◆ **Exercise**: Extract the complete data exactly as given.

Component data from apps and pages
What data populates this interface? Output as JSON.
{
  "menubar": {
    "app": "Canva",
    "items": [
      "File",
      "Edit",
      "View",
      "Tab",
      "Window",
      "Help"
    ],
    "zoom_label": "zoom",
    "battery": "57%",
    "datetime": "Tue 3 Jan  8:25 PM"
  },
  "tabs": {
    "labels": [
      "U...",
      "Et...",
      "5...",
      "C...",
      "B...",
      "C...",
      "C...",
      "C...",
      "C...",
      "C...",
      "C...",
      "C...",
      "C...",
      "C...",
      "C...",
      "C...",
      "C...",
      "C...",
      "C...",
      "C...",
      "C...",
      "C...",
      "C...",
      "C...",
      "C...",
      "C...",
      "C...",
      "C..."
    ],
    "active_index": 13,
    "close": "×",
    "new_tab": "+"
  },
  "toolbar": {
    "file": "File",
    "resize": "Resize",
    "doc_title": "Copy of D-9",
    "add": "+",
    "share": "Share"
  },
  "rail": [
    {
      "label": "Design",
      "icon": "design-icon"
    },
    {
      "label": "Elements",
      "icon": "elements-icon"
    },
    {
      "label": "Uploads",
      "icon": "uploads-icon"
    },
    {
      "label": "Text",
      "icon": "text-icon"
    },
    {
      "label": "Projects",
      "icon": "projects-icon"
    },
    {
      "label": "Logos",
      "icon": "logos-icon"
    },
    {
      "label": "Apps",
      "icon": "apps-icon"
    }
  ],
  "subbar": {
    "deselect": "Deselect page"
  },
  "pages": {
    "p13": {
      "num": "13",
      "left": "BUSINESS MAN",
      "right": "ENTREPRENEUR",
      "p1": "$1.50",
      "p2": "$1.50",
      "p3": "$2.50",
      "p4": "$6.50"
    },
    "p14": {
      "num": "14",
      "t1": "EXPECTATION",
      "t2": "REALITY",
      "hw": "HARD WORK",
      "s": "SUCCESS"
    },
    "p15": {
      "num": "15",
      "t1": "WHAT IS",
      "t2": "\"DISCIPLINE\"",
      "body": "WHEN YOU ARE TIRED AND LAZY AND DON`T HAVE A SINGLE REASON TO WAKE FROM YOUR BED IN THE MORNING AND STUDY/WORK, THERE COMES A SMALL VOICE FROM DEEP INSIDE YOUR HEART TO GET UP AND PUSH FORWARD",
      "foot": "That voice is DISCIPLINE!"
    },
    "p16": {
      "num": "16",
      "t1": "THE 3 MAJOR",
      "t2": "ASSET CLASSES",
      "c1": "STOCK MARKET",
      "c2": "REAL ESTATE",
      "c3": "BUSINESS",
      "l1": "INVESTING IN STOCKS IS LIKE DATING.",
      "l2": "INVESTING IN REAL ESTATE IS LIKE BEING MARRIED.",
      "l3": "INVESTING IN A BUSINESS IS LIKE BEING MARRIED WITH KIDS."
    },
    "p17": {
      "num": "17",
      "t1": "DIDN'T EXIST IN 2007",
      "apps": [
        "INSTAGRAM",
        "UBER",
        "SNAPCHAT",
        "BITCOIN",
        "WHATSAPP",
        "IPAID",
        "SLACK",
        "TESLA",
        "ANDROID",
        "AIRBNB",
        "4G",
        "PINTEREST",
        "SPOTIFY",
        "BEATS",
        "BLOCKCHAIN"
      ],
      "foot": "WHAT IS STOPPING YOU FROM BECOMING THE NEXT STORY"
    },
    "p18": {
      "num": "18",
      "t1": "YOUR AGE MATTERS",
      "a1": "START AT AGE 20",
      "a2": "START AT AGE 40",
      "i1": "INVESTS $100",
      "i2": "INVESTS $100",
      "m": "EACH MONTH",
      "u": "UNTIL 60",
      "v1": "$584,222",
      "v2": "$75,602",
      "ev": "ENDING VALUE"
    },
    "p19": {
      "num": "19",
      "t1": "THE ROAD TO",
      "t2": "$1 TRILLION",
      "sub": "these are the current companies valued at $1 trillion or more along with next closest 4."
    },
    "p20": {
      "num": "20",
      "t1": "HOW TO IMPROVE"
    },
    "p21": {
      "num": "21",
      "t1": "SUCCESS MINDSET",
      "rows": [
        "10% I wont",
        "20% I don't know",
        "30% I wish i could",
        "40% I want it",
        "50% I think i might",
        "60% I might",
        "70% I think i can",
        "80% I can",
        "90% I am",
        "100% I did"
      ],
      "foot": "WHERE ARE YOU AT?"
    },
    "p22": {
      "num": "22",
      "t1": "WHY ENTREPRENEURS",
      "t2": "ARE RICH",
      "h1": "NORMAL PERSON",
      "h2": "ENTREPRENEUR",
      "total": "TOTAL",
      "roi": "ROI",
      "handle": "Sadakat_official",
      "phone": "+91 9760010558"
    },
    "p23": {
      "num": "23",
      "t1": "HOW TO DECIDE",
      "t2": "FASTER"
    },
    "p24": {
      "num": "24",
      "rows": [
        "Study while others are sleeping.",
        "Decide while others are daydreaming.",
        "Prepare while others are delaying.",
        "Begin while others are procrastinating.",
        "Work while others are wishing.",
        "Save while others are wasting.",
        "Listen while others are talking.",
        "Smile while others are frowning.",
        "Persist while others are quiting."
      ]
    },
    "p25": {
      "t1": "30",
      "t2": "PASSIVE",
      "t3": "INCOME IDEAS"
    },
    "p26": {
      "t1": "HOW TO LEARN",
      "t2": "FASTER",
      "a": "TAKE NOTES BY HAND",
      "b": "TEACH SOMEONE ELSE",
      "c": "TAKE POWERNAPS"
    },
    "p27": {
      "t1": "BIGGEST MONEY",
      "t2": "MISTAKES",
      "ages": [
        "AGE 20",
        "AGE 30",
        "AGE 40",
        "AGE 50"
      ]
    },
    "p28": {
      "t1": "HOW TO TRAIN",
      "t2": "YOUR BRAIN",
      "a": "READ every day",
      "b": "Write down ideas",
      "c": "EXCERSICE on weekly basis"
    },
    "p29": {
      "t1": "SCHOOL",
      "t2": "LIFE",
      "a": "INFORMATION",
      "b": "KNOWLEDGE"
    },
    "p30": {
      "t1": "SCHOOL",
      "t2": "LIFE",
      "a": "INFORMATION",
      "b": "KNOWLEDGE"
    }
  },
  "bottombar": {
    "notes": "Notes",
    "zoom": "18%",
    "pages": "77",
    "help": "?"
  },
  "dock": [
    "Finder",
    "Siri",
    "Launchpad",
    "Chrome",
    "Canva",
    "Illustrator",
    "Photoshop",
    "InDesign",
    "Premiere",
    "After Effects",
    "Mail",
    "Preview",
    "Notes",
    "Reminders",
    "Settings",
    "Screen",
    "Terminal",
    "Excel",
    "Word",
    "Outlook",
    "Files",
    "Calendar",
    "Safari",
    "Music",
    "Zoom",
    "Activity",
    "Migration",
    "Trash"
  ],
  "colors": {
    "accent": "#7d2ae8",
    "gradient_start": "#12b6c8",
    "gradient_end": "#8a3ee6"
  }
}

◆ **Solution below**:
What data populates this interface? Output as JSON.
{
  "menubar": {
    "app": "Canva",
    "items": [
      "File",
      "Edit",
      "View",
      "Tab",
      "Window",
      "Help"
    ],
    "zoom_label": "zoom",
    "battery": "57%",
    "datetime": "Tue 3 Jan  8:25 PM"
  },
  "tabs": {
    "labels": [
      "U...",
      "Et...",
      "5...",
      "C...",
      "B...",
      "C...",
      "C...",
      "C...",
      "C...",
      "C...",
      "C...",
      "C...",
      "C...",
      "C...",
      "C...",
      "C...",
      "C...",
      "C...",
      "C...",
      "C...",
      "C...",
      "C...",
      "C...",
      "C...",
      "C...",
      "C...",
      "C...",
      "C..."
    ],
    "active_index": 13,
    "close": "×",
    "new_tab": "+"
  },
  "toolbar": {
    "file": "File",
    "resize": "Resize",
    "doc_title": "Copy of D-9",
    "add": "+",
    "share": "Share"
  },
  "rail": [
    {
      "label": "Design",
      "icon": "design-icon"
    },
    {
      "label": "Elements",
      "icon": "elements-icon"
    },
    {
      "label": "Uploads",
      "icon": "uploads-icon"
    },
    {
      "label": "Text",
      "icon": "text-icon"
    },
    {
      "label": "Projects",
      "icon": "projects-icon"
    },
    {
      "label": "Logos",
      "icon": "logos-icon"
    },
    {
      "label": "Apps",
      "icon": "apps-icon"
    }
  ],
  "subbar": {
    "deselect": "Deselect page"
  },
  "pages": {
    "p13": {
      "num": "13",
      "left": "BUSINESS MAN",
      "right": "ENTREPRENEUR",
      "p1": "$1.50",
      "p2": "$1.50",
      "p3": "$2.50",
      "p4": "$6.50"
    },
    "p14": {
      "num": "14",
      "t1": "EXPECTATION",
      "t2": "REALITY",
      "hw": "HARD WORK",
      "s": "SUCCESS"
    },
    "p15": {
      "num": "15",
      "t1": "WHAT IS",
      "t2": "\"DISCIPLINE\"",
      "body": "WHEN YOU ARE TIRED AND LAZY AND DON`T HAVE A SINGLE REASON TO WAKE FROM YOUR BED IN THE MORNING AND STUDY/WORK, THERE COMES A SMALL VOICE FROM DEEP INSIDE YOUR HEART TO GET UP AND PUSH FORWARD",
      "foot": "That voice is DISCIPLINE!"
    },
    "p16": {
      "num": "16",
      "t1": "THE 3 MAJOR",
      "t2": "ASSET CLASSES",
      "c1": "STOCK MARKET",
      "c2": "REAL ESTATE",
      "c3": "BUSINESS",
      "l1": "INVESTING IN STOCKS IS LIKE DATING.",
      "l2": "INVESTING IN REAL ESTATE IS LIKE BEING MARRIED.",
      "l3": "INVESTING IN A BUSINESS IS LIKE BEING MARRIED WITH KIDS."
    },
    "p17": {
      "num": "17",
      "t1": "DIDN'T EXIST IN 2007",
      "apps": [
        "INSTAGRAM",
        "UBER",
        "SNAPCHAT",
        "BITCOIN",
        "WHATSAPP",
        "IPAID",
        "SLACK",
        "TESLA",
        "ANDROID",
        "AIRBNB",
        "4G",
        "PINTEREST",
        "SPOTIFY",
        "BEATS",
        "BLOCKCHAIN"
      ],
      "foot": "WHAT IS STOPPING YOU FROM BECOMING THE NEXT STORY"
    },
    "p18": {
      "num": "18",
      "t1": "YOUR AGE MATTERS",
      "a1": "START AT AGE 20",
      "a2": "START AT AGE 40",
      "i1": "INVESTS $100",
      "i2": "INVESTS $100",
      "m": "EACH MONTH",
      "u": "UNTIL 60",
      "v1": "$584,222",
      "v2": "$75,602",
      "ev": "ENDING VALUE"
    },
    "p19": {
      "num": "19",
      "t1": "THE ROAD TO",
      "t2": "$1 TRILLION",
      "sub": "these are the current companies valued at $1 trillion or more along with next closest 4."
    },
    "p20": {
      "num": "20",
      "t1": "HOW TO IMPROVE"
    },
    "p21": {
      "num": "21",
      "t1": "SUCCESS MINDSET",
      "rows": [
        "10% I wont",
        "20% I don't know",
        "30% I wish i could",
        "40% I want it",
        "50% I think i might",
        "60% I might",
        "70% I think i can",
        "80% I can",
        "90% I am",
        "100% I did"
      ],
      "foot": "WHERE ARE YOU AT?"
    },
    "p22": {
      "num": "22",
      "t1": "WHY ENTREPRENEURS",
      "t2": "ARE RICH",
      "h1": "NORMAL PERSON",
      "h2": "ENTREPRENEUR",
      "total": "TOTAL",
      "roi": "ROI",
      "handle": "Sadakat_official",
      "phone": "+91 9760010558"
    },
    "p23": {
      "num": "23",
      "t1": "HOW TO DECIDE",
      "t2": "FASTER"
    },
    "p24": {
      "num": "24",
      "rows": [
        "Study while others are sleeping.",
        "Decide while others are daydreaming.",
        "Prepare while others are delaying.",
        "Begin while others are procrastinating.",
        "Work while others are wishing.",
        "Save while others are wasting.",
        "Listen while others are talking.",
        "Smile while others are frowning.",
        "Persist while others are quiting."
      ]
    },
    "p25": {
      "t1": "30",
      "t2": "PASSIVE",
      "t3": "INCOME IDEAS"
    },
    "p26": {
      "t1": "HOW TO LEARN",
      "t2": "FASTER",
      "a": "TAKE NOTES BY HAND",
      "b": "TEACH SOMEONE ELSE",
      "c": "TAKE POWERNAPS"
    },
    "p27": {
      "t1": "BIGGEST MONEY",
      "t2": "MISTAKES",
      "ages": [
        "AGE 20",
        "AGE 30",
        "AGE 40",
        "AGE 50"
      ]
    },
    "p28": {
      "t1": "HOW TO TRAIN",
      "t2": "YOUR BRAIN",
      "a": "READ every day",
      "b": "Write down ideas",
      "c": "EXCERSICE on weekly basis"
    },
    "p29": {
      "t1": "SCHOOL",
      "t2": "LIFE",
      "a": "INFORMATION",
      "b": "KNOWLEDGE"
    },
    "p30": {
      "t1": "SCHOOL",
      "t2": "LIFE",
      "a": "INFORMATION",
      "b": "KNOWLEDGE"
    }
  },
  "bottombar": {
    "notes": "Notes",
    "zoom": "18%",
    "pages": "77",
    "help": "?"
  },
  "dock": [
    "Finder",
    "Siri",
    "Launchpad",
    "Chrome",
    "Canva",
    "Illustrator",
    "Photoshop",
    "InDesign",
    "Premiere",
    "After Effects",
    "Mail",
    "Preview",
    "Notes",
    "Reminders",
    "Settings",
    "Screen",
    "Terminal",
    "Excel",
    "Word",
    "Outlook",
    "Files",
    "Calendar",
    "Safari",
    "Music",
    "Zoom",
    "Activity",
    "Migration",
    "Trash"
  ],
  "colors": {
    "accent": "#7d2ae8",
    "gradient_start": "#12b6c8",
    "gradient_end": "#8a3ee6"
  }
}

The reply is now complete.